To be in the natural world elicits many emotional responses such as wonder, calm or excitement. Tromping around the woods as a kid, I felt at home. I developed an instinctual urge to protect nature, conserving it as an important place. Theorist and architect Christian Norberg- Schulz believes that architecture has the power to "reveal the world as what it is." (from The Concept of Dwelling) Architecture can facilitate a meaningful relationship between an individual and a place. An experiential understanding of the Kennebecasis Valley served as a basis for this design informing the tectonic expression, materiality and building systems.
The proposed cabin is composed of three tectonic elements each reinforcing what one naturally feels in the woods: grounding, refuge and dreaming. A rock hearth grounds the building and connects all three levels. The seasonally protected pod is suspended in the trees for sleeping and refuge. Atop the pod in the tree canopy, is a deck with a place to look out and dream. A screen of reclaimed wooden slats envelopes the three elements echoing the verticality of surrounding white pines.
The materiality take cues from vernacular architecture.

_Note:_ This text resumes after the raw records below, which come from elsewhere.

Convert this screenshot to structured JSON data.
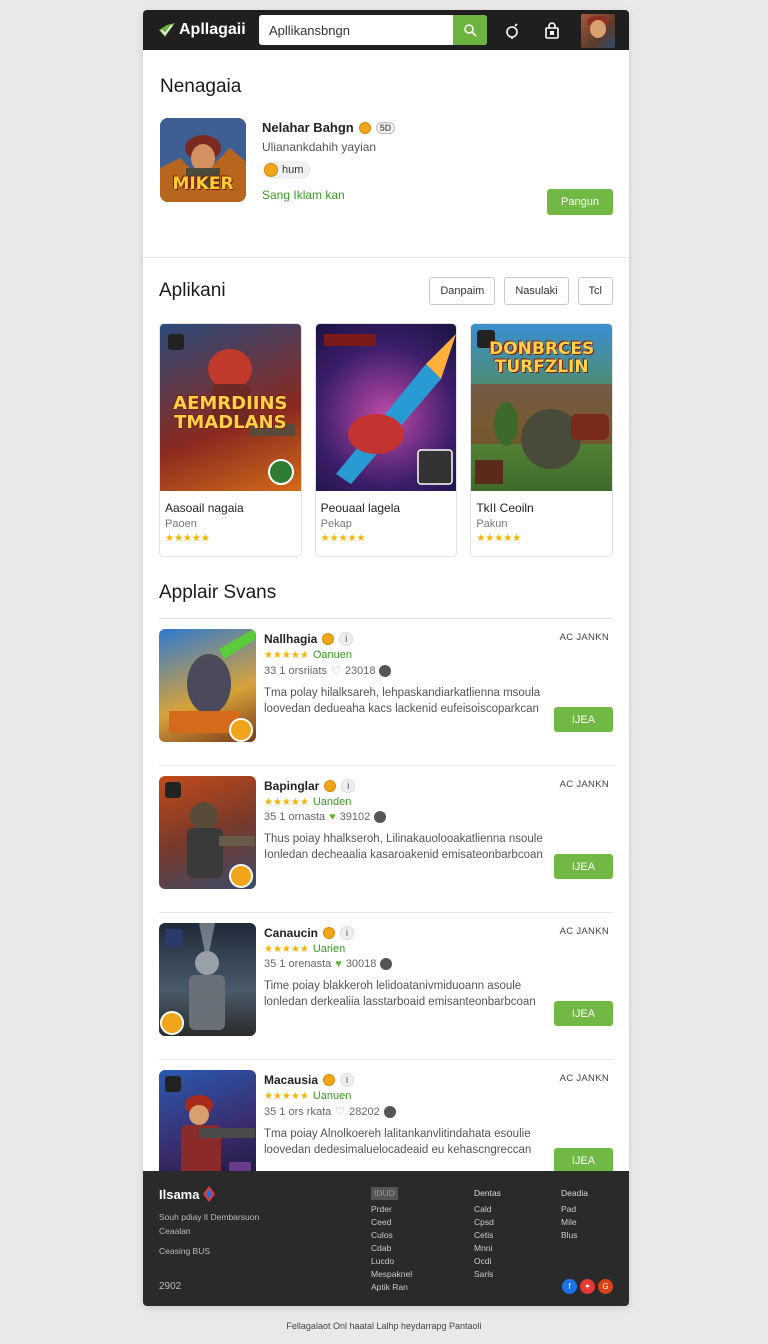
{
  "header": {
    "logo": "Apllagaii",
    "search_value": "Apllikansbngn"
  },
  "featured": {
    "title": "Nenagaia",
    "name": "Nelahar Bahgn",
    "badge": "5D",
    "subtitle": "Ulianankdahih yayian",
    "pill": "hum",
    "link": "Sang Iklam kan",
    "button": "Pangun",
    "thumb_text": "MIKER"
  },
  "apps": {
    "title": "Aplikani",
    "filters": [
      "Danpaim",
      "Nasulaki",
      "Tcl"
    ],
    "cards": [
      {
        "art": "AEMRDIINS\nTMADLANS",
        "title": "Aasoail nagaia",
        "sub": "Paoen",
        "stars": "★★★★★"
      },
      {
        "art": "",
        "title": "Peouaal lagela",
        "sub": "Pekap",
        "stars": "★★★★★"
      },
      {
        "art": "DONBRCES\nTURFZLIN",
        "title": "TkII Ceoiln",
        "sub": "Pakun",
        "stars": "★★★★★"
      }
    ]
  },
  "list": {
    "title": "Applair Svans",
    "items": [
      {
        "name": "Nallhagia",
        "rating": "Oanuen",
        "meta1": "33 1 orsriiats",
        "meta2": "23018",
        "desc": "Tma polay hilalksareh, lehpaskandiarkatlienna msoula loovedan dedueaha kacs lackenid eufeisoiscoparkcan",
        "tag": "AC JANKN",
        "button": "IJEA"
      },
      {
        "name": "Bapinglar",
        "rating": "Uanden",
        "meta1": "35 1 ornasta",
        "meta2": "39102",
        "desc": "Thus poiay hhalkseroh, Lilinakauolooakatlienna nsoule Ionledan decheaalia kasaroakenid emisateonbarbcoan",
        "tag": "AC JANKN",
        "button": "IJEA"
      },
      {
        "name": "Canaucin",
        "rating": "Uarien",
        "meta1": "35 1 orenasta",
        "meta2": "30018",
        "desc": "Time poiay blakkeroh lelidoatanivmiduoann asoule lonledan derkealiia lasstarboaid emisanteonbarbcoan",
        "tag": "AC JANKN",
        "button": "IJEA"
      },
      {
        "name": "Macausia",
        "rating": "Uanuen",
        "meta1": "35 1 ors rkata",
        "meta2": "28202",
        "desc": "Tma poiay Alnolkoereh lalitankanvlitindahata esoulie loovedan dedesimaluelocadeaid eu kehascngreccan",
        "tag": "AC JANKN",
        "button": "IJEA"
      }
    ]
  },
  "footer": {
    "brand": "Ilsama",
    "line1": "Souh pdiay lI Dembarsuon",
    "line2": "Ceaalan",
    "line3": "Ceasing BUS",
    "year": "2902",
    "col1_head": "IDUD",
    "col1": [
      "Prder",
      "Ceed",
      "Culos",
      "Cdab",
      "Lucdo",
      "Mespaknel",
      "Aptik Ran"
    ],
    "col2_head": "Dentas",
    "col2": [
      "Cald",
      "Cpsd",
      "Cetis",
      "Mnni",
      "Ocdi",
      "Sarls"
    ],
    "col3_head": "Deadia",
    "col3": [
      "Pad",
      "Mile",
      "Blus"
    ],
    "social": [
      "f",
      "✦",
      "G"
    ],
    "social_colors": [
      "#1a73e8",
      "#e53935",
      "#d84315"
    ],
    "note": "Fellagalaot Onl haatal Lalhp heydarrapg Pantaoli"
  },
  "colors": {
    "accent_green": "#72b845",
    "header_bg": "#1f1f1f",
    "footer_bg": "#2a2a2a",
    "star": "#f4b400"
  }
}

The proposed cabin fits in with the surrounding barns and wood framed homes by echoing the material palette. The hearth is composed of rocks from the surrounding river valley wrapped in a metal net. This gabion technique echoes how English settlers used found rocks to form the foundations of their homes. It is also less harmful to the environment than the alternative, concrete. Empty barns litter the countryside of rural New Brunswick as relics of past agricultural industry. Rather than letting these barns rot into the ground, they can be carefully dismantled and their pieces used in the construction buildings such as one proposed in this competition.
Historically, the wigwam has been an important building type due to its ease of construction, high performance and structural stability. Therefore, the wigwam serves as a basis to determine the wall construction, heating/cooling and structural system of the proposed cabin. First, the wigwam's wall system works well to protect against wind, rain and sun by layering and overlapping materials. Likewise, the proposed cabin uses a layered wall system that is durable and protects against the elements. Second, the wigwam is heated and cooled using passive systems driven by thoughtful building orientation. The proposed cabin is sited to protect the dwelling from prevailing winds, take advantage of solar heat gain and ventilate passively. Third, a wigwam achieves strength by its curved structural elements. The cabin's main structural elements are two trees and the hearth. These elements are connected by bent wood rings.

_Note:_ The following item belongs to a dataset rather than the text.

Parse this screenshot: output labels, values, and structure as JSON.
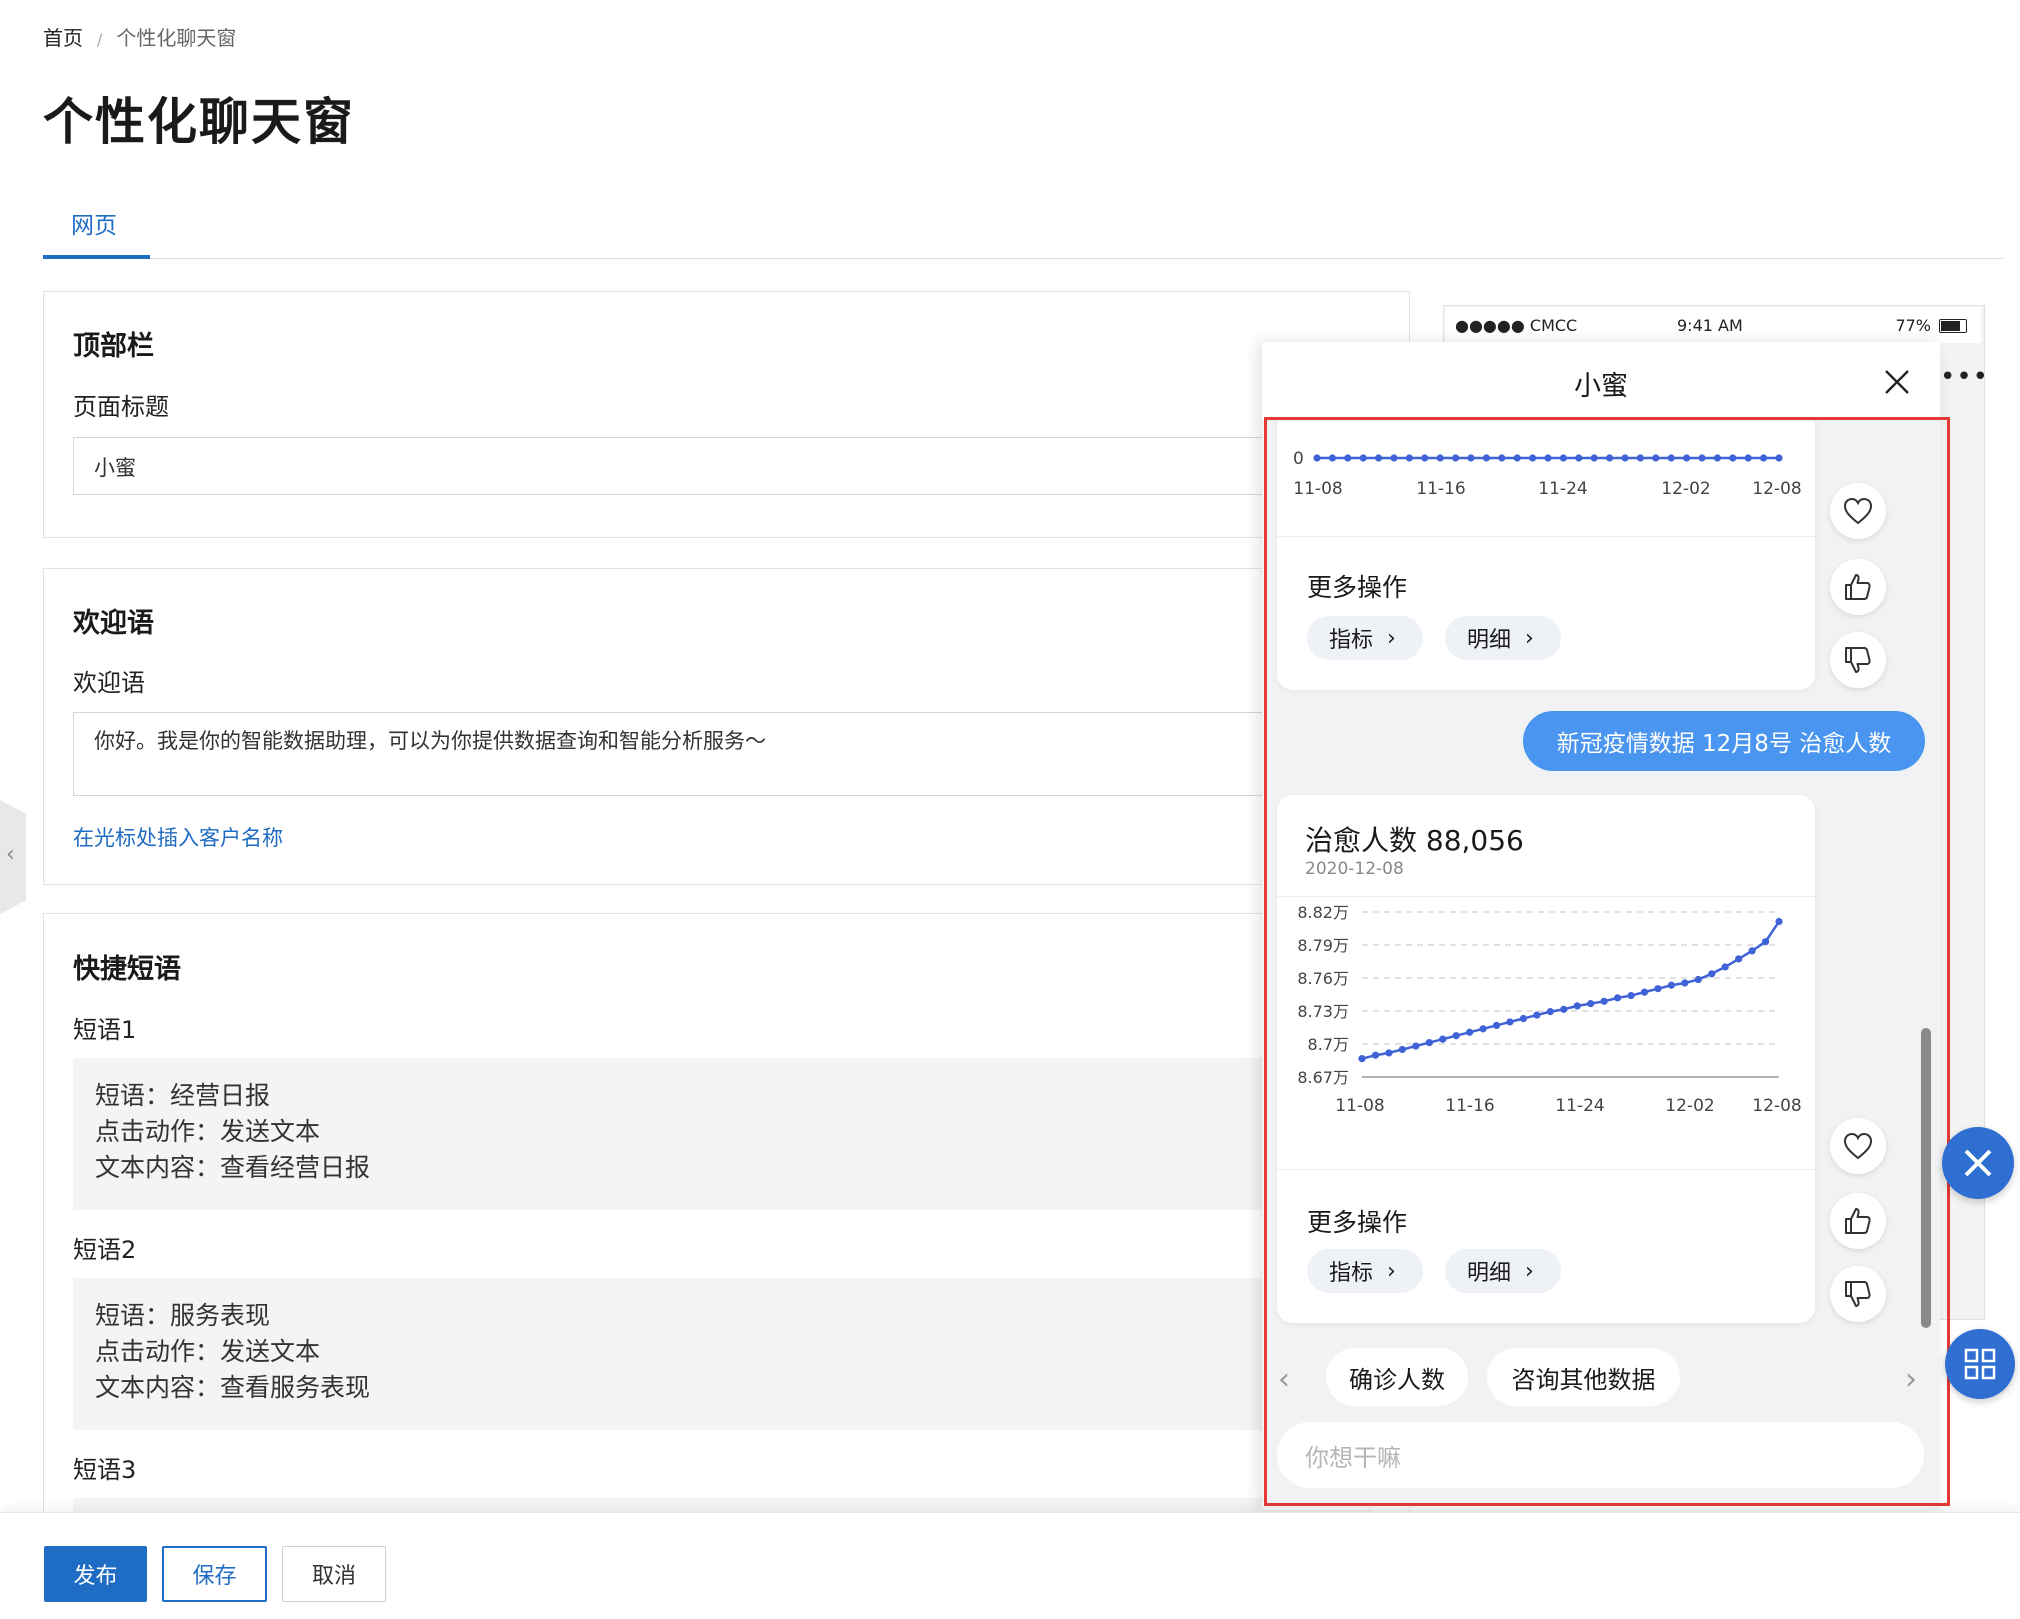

An architecture that is contemporary and innovative can be created by carefully considering past and present influences of an area. Re-interpreting these physical and metaphorical values can shape the built environment in a way that is meaningful to a building's inhabitants. These techniques were used during the design process to enhance and protect the natural world, in turn, creating a place to dwell.
Photograph used in visualization was originally taken by Kale Harper and modified with the permission of the owner.
7 scanned / 6 viewable
- Photograph of Model